## Task statement
Whenever the string "Information" turns up in a line of the data below, copy that line.

## Items listed in a dataset
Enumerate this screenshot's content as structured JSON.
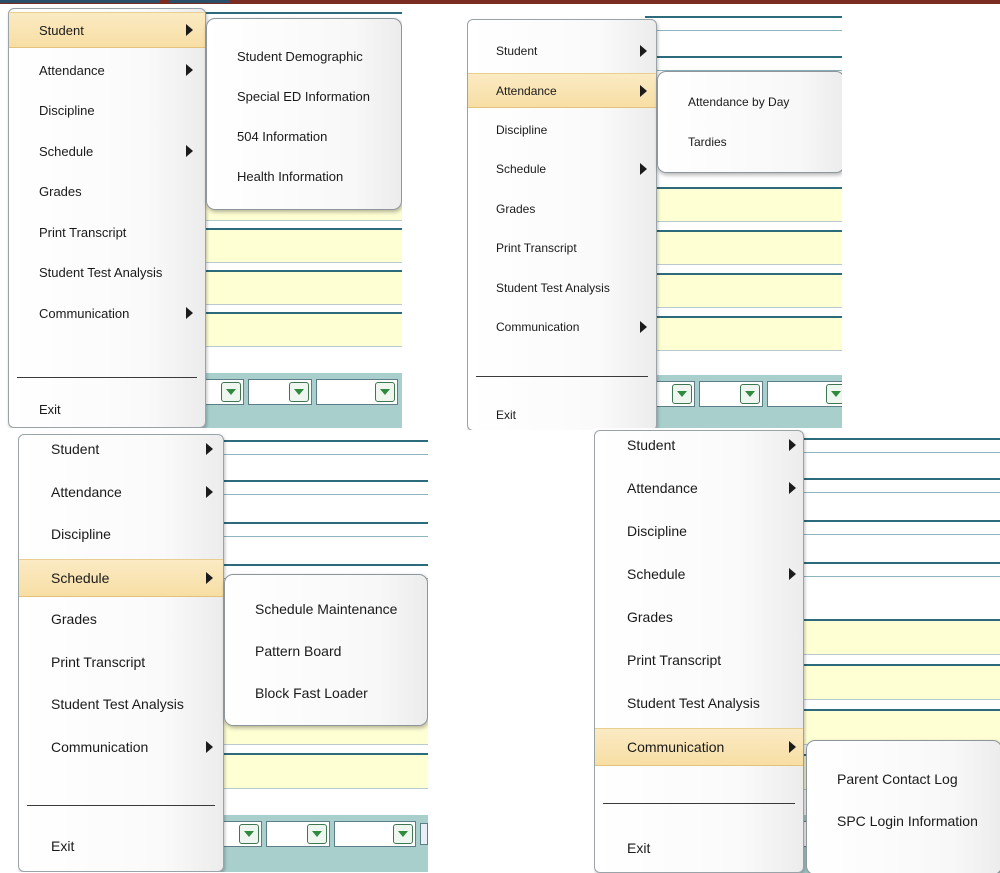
{
  "menu_items": [
    {
      "label": "Student",
      "has_submenu": true
    },
    {
      "label": "Attendance",
      "has_submenu": true
    },
    {
      "label": "Discipline",
      "has_submenu": false
    },
    {
      "label": "Schedule",
      "has_submenu": true
    },
    {
      "label": "Grades",
      "has_submenu": false
    },
    {
      "label": "Print Transcript",
      "has_submenu": false
    },
    {
      "label": "Student Test Analysis",
      "has_submenu": false
    },
    {
      "label": "Communication",
      "has_submenu": true
    }
  ],
  "exit_label": "Exit",
  "submenus": {
    "student": [
      "Student Demographic",
      "Special ED Information",
      "504 Information",
      "Health Information"
    ],
    "attendance": [
      "Attendance by Day",
      "Tardies"
    ],
    "schedule": [
      "Schedule Maintenance",
      "Pattern Board",
      "Block Fast Loader"
    ],
    "communication": [
      "Parent Contact Log",
      "SPC Login Information"
    ]
  },
  "panels": [
    {
      "name": "student-menu-panel",
      "active_index": 0,
      "submenu_key": "student"
    },
    {
      "name": "attendance-menu-panel",
      "active_index": 1,
      "submenu_key": "attendance"
    },
    {
      "name": "schedule-menu-panel",
      "active_index": 3,
      "submenu_key": "schedule"
    },
    {
      "name": "communication-menu-panel",
      "active_index": 7,
      "submenu_key": "communication"
    }
  ],
  "colors": {
    "highlight": "#f7dea4",
    "form_field_yellow": "#ffffd4",
    "form_line_teal": "#2c6b7b",
    "top_strip": "#7a2b22"
  }
}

## Your response
      "Special ED Information",
      "504 Information",
      "Health Information"
      "SPC Login Information"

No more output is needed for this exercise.